Since Mitchell began his dogged reporting into Civil Rights-era cases, law enforcement officials across the South have renewed investigations into 29 killings, which have led to 27 arrests and 22 convictions. Mitchell and his work have generated coverage and recognition by The New York Times, Nightline, CNN and American Journalism Review, among others. He was portrayed by actor Jerry Levine in Rob Reiner’s 1996 film “Ghosts of Mississippi.”

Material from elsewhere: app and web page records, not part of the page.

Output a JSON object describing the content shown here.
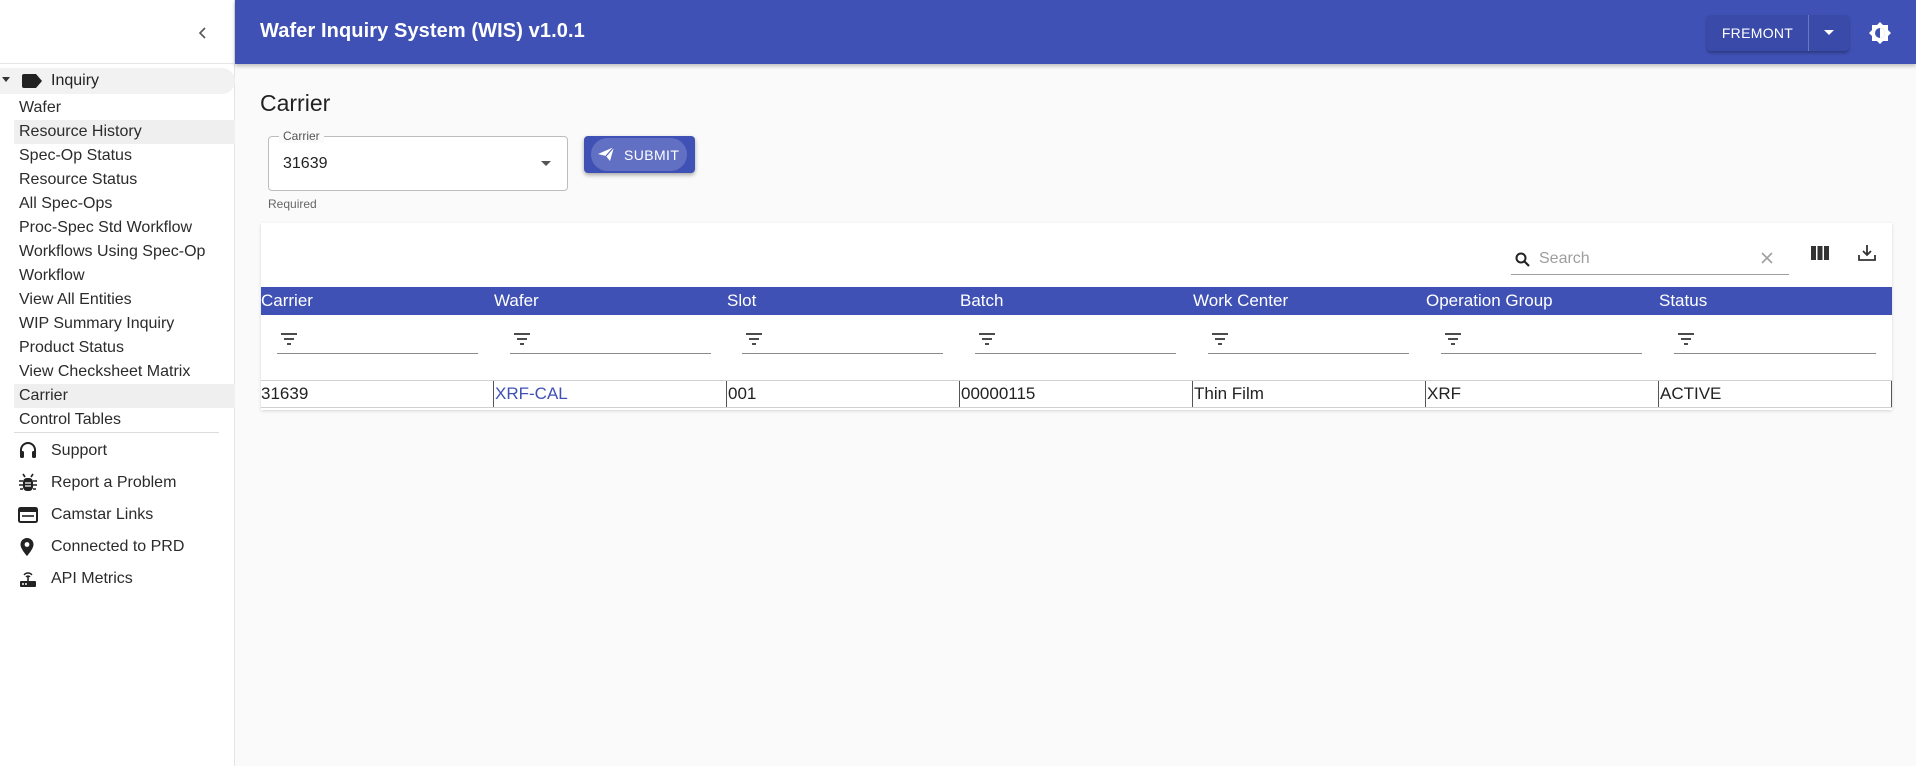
{
  "app": {
    "title": "Wafer Inquiry System (WIS) v1.0.1"
  },
  "header": {
    "site_button": "FREMONT",
    "icons": [
      "chevron-left-icon",
      "arrow-drop-down-icon",
      "brightness-icon"
    ]
  },
  "sidebar": {
    "group": {
      "label": "Inquiry",
      "icon": "label-tag-icon"
    },
    "items": [
      {
        "label": "Wafer"
      },
      {
        "label": "Resource History"
      },
      {
        "label": "Spec-Op Status"
      },
      {
        "label": "Resource Status"
      },
      {
        "label": "All Spec-Ops"
      },
      {
        "label": "Proc-Spec Std Workflow"
      },
      {
        "label": "Workflows Using Spec-Op"
      },
      {
        "label": "Workflow"
      },
      {
        "label": "View All Entities"
      },
      {
        "label": "WIP Summary Inquiry"
      },
      {
        "label": "Product Status"
      },
      {
        "label": "View Checksheet Matrix"
      },
      {
        "label": "Carrier"
      },
      {
        "label": "Control Tables"
      }
    ],
    "extra": [
      {
        "label": "Support",
        "icon": "headset-icon"
      },
      {
        "label": "Report a Problem",
        "icon": "bug-icon"
      },
      {
        "label": "Camstar Links",
        "icon": "web-window-icon"
      },
      {
        "label": "Connected to PRD",
        "icon": "location-pin-icon"
      },
      {
        "label": "API Metrics",
        "icon": "router-icon"
      }
    ]
  },
  "main": {
    "page_title": "Carrier",
    "carrier_field": {
      "label": "Carrier",
      "value": "31639",
      "helper": "Required"
    },
    "submit_label": "SUBMIT"
  },
  "table": {
    "search_placeholder": "Search",
    "columns": [
      "Carrier",
      "Wafer",
      "Slot",
      "Batch",
      "Work Center",
      "Operation Group",
      "Status"
    ],
    "rows": [
      [
        "31639",
        "XRF-CAL",
        "001",
        "00000115",
        "Thin Film",
        "XRF",
        "ACTIVE"
      ]
    ]
  },
  "colors": {
    "primary": "#3f51b5",
    "link": "#3f51b5",
    "background": "#fafafa"
  }
}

Mitchell is the 2005 winner of the John Chancellor Award for Excellence in Journalism administered by Columbia University. At age 47, he is the youngest recipient. He is also the 2005 winner of another of journalism’s prestigious awards–the George Polk Award for Justice Reporting. His other national awards include The Sigma Delta Chi Award for Public Service, the National Association of Black Journalists’ Award for Enterprise Reporting, the Heywood Broun Award and the Sidney Hillman Award.
Praising Mitchell’s selection for the John Chancellor Award, selection-committee member and prominent journalist David Halberstam said: “Mitchell pursued these stories after most people believed they belonged to history, and not to journalism. But they did belong to journalism, because the truth had never been told and justice had never been done.”
Mitchell joined The Clarion-Ledger in 1986. He grew up in Texarkana, Texas, and holds a master’s degree in journalism from the Ohio State University. He and his wife live in Jackson, Miss., with their two children.
The Hodding Carter Lecture Series, established in 2005, celebrates the journalism of conscience and courage that was the hallmark of award winning father-and-son journalists Hodding Carter, Jr. and Hodding Carter III, who championed tolerance, challenged bigotry and embraced civil rights throughout their careers.